Miloslav Kapsik: Bludgeoned his wife to death with a hammer, hitting her more than 100 times while they were watching a hockey game in 2010. Court was told he had been hearing voices. Medical records showed the Winnipeg man was first diagnosed with severe depression in 2003. The defence's attempt to argue he was not criminally responsible was unsuccessful. He was sentenced to life for second-degree murder, with no eligibility for parole for 10 years.

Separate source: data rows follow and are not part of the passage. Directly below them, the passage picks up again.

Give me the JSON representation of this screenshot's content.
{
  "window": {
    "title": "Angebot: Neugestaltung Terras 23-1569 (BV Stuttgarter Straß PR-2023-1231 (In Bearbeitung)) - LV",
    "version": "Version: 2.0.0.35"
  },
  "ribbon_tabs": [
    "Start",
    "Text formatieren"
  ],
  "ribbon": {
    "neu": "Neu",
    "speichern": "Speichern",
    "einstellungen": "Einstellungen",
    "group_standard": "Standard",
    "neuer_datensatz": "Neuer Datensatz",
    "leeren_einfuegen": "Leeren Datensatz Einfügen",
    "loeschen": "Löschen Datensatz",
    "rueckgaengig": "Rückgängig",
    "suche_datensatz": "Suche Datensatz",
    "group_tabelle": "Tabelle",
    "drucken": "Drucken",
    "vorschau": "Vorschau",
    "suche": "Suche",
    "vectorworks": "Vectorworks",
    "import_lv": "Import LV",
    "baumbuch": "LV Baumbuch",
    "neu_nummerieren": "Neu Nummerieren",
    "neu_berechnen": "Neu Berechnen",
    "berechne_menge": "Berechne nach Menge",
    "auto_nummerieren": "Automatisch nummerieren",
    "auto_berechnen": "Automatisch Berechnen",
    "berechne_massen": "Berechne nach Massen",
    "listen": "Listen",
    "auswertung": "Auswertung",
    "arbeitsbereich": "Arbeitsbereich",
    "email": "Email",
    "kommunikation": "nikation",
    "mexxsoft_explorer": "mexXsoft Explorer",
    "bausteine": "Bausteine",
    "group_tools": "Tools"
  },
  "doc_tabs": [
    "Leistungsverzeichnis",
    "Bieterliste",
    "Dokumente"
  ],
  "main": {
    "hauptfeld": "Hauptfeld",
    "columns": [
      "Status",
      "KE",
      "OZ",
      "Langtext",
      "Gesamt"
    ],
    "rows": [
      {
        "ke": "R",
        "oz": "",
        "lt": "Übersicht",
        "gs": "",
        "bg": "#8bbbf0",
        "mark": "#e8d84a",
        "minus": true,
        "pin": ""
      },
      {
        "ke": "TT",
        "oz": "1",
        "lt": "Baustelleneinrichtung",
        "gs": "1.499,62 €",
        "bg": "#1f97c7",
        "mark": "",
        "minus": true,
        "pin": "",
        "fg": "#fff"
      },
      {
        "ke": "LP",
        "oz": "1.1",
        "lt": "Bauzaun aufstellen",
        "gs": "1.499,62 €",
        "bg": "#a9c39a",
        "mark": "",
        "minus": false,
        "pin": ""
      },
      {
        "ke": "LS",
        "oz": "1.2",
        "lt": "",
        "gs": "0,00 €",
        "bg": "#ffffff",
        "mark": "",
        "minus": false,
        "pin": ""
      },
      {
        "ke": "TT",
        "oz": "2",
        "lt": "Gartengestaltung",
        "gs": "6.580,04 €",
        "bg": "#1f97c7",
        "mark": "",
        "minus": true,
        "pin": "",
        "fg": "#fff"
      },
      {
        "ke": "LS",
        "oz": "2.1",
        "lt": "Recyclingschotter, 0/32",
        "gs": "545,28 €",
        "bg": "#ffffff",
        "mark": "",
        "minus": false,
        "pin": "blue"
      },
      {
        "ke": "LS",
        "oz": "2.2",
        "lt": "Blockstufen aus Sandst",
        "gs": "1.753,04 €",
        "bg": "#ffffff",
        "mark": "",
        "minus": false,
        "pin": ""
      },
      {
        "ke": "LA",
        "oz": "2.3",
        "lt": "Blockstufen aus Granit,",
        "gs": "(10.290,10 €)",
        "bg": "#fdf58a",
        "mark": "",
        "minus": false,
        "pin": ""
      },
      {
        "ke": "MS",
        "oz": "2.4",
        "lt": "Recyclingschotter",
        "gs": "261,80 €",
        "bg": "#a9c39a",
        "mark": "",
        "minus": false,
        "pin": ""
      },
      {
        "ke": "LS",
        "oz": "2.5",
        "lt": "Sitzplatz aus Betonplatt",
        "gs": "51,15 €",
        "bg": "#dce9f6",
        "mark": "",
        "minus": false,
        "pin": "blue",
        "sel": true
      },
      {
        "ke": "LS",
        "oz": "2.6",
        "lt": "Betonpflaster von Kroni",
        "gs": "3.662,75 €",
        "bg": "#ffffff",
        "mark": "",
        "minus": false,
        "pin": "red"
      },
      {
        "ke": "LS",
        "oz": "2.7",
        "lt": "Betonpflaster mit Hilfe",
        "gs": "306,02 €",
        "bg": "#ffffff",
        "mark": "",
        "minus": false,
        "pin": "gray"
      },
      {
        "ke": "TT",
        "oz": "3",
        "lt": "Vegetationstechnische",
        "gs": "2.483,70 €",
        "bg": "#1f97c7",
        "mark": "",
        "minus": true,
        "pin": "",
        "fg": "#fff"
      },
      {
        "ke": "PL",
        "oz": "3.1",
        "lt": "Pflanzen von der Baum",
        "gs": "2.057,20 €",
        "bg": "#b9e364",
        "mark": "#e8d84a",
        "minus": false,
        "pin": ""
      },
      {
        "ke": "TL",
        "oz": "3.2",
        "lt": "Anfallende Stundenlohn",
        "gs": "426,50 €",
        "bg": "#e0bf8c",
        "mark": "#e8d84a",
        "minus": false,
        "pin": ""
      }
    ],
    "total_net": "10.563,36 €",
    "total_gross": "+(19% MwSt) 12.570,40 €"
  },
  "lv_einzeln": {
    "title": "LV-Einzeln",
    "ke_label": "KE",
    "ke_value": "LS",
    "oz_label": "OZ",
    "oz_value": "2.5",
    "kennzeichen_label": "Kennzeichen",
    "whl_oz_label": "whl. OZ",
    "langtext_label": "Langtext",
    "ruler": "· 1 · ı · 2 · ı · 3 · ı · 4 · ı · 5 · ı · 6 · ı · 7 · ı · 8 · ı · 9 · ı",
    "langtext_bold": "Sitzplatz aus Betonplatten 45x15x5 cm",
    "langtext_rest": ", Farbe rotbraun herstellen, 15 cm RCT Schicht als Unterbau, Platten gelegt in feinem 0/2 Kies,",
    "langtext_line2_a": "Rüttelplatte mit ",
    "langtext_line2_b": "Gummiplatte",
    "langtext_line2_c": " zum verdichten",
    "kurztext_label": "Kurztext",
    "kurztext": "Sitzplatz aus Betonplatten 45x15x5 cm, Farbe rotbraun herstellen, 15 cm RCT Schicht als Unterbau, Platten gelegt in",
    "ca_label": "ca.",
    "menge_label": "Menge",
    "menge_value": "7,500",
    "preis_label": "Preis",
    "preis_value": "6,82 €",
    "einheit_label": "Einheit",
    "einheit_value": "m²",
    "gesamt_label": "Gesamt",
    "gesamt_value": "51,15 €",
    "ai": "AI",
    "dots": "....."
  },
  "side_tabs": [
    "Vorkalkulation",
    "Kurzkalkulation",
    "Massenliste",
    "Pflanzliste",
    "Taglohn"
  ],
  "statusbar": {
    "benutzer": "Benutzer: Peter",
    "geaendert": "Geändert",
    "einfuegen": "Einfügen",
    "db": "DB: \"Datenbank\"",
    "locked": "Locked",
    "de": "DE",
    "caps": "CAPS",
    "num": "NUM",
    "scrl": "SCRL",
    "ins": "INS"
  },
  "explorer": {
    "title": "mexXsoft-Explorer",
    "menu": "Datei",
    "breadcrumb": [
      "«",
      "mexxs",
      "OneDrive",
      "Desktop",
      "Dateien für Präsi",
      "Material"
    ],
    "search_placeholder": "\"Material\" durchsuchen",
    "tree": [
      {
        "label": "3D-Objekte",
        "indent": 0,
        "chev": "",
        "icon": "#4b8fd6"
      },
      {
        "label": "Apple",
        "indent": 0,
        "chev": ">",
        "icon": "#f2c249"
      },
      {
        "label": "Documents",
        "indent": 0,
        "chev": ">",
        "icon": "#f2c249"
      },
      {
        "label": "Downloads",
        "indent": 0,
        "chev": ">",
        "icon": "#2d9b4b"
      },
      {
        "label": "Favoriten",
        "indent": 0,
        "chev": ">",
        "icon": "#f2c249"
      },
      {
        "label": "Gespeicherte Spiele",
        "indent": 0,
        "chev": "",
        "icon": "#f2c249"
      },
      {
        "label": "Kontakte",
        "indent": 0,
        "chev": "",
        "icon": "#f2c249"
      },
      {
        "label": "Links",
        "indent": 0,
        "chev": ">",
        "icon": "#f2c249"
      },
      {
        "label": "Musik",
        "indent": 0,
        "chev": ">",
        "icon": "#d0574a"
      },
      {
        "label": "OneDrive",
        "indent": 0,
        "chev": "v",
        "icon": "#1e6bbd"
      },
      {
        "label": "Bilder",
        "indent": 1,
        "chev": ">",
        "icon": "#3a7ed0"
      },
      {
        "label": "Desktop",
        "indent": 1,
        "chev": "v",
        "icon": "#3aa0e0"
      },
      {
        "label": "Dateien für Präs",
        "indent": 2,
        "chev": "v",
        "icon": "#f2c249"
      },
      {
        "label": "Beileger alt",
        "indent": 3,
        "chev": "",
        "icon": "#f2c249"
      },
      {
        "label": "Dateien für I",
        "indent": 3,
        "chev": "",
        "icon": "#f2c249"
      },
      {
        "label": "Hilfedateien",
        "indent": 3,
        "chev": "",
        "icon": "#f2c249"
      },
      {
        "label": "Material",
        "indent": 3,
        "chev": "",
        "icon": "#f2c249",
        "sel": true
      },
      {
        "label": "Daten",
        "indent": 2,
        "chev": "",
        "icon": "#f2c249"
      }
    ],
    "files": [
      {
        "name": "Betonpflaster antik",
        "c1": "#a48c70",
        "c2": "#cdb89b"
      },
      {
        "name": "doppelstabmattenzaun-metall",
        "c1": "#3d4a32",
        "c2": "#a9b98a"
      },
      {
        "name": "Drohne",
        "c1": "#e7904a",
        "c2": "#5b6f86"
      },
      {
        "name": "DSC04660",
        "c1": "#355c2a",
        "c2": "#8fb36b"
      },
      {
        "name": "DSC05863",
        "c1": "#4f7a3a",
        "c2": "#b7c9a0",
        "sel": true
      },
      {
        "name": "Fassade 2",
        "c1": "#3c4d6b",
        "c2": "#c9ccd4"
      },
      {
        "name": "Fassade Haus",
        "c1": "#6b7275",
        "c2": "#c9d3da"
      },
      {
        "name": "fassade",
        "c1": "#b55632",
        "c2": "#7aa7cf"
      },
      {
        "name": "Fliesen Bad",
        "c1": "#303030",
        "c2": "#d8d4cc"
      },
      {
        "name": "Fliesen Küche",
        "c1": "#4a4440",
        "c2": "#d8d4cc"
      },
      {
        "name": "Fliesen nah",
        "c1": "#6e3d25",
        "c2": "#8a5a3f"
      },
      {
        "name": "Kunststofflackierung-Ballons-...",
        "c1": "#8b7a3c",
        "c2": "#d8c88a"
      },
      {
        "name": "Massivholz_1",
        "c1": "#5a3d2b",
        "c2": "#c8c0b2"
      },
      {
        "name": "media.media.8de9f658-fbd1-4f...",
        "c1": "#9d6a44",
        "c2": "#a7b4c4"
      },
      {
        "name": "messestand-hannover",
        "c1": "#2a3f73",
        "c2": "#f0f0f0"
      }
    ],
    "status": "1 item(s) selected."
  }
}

Richard Kachkar: Stole a snow plow in 2011 and, during a two-hour rampage, struck and killed Toronto police Sgt. Ryan Russell. Witnesses heard Kachkar yell about the Taliban, Chinese technology and microchips. He was found not criminally responsible and sent to a secure unit of a mental health hospital near Toronto. In 2015, he lost his bid for unescorted passes into the community, but was granted a move out of the secure unit of his hospital as well as accompanied visits of up to 10 hours.

Luka Rocco Magnotta: Killed and dismembered Chinese exchange student Jun Lin in 2012. Experts testified Magnotta is schizophrenic and was psychotic and out of touch with reality the night of the slaying. Prosecutor Louis Bouthillier said Magnotta had made a promise several months earlier to take the life of a human being. Magnotta was found guilty of first-degree murder.

Trevor Kloschinsky: Killed Alberta peace officer Rod Lazenby, who had come to his rural property in 2012 to investigate a dog complaint. Kloschinsky was charged with first-degree murder but found not criminally responsible. Queen's Bench Justice Beth Hughes ruled Kloschinsky's delusional thinking prevented him from realizing what he was doing was wrong.

Matthew de Grood: De Grood, the son of a Calgary police office, fatally stabbed five young people at a house party in 2014. Court was told that he heard the voice of the devil telling him to kill and believed the end of the world was coming. Psychiatric experts testified he did not appreciate his actions were morally wrong. In 2016, the Alberta Review Board determined he should be kept in a secure psychiatric facility pending a review in another year.

The Canadian Press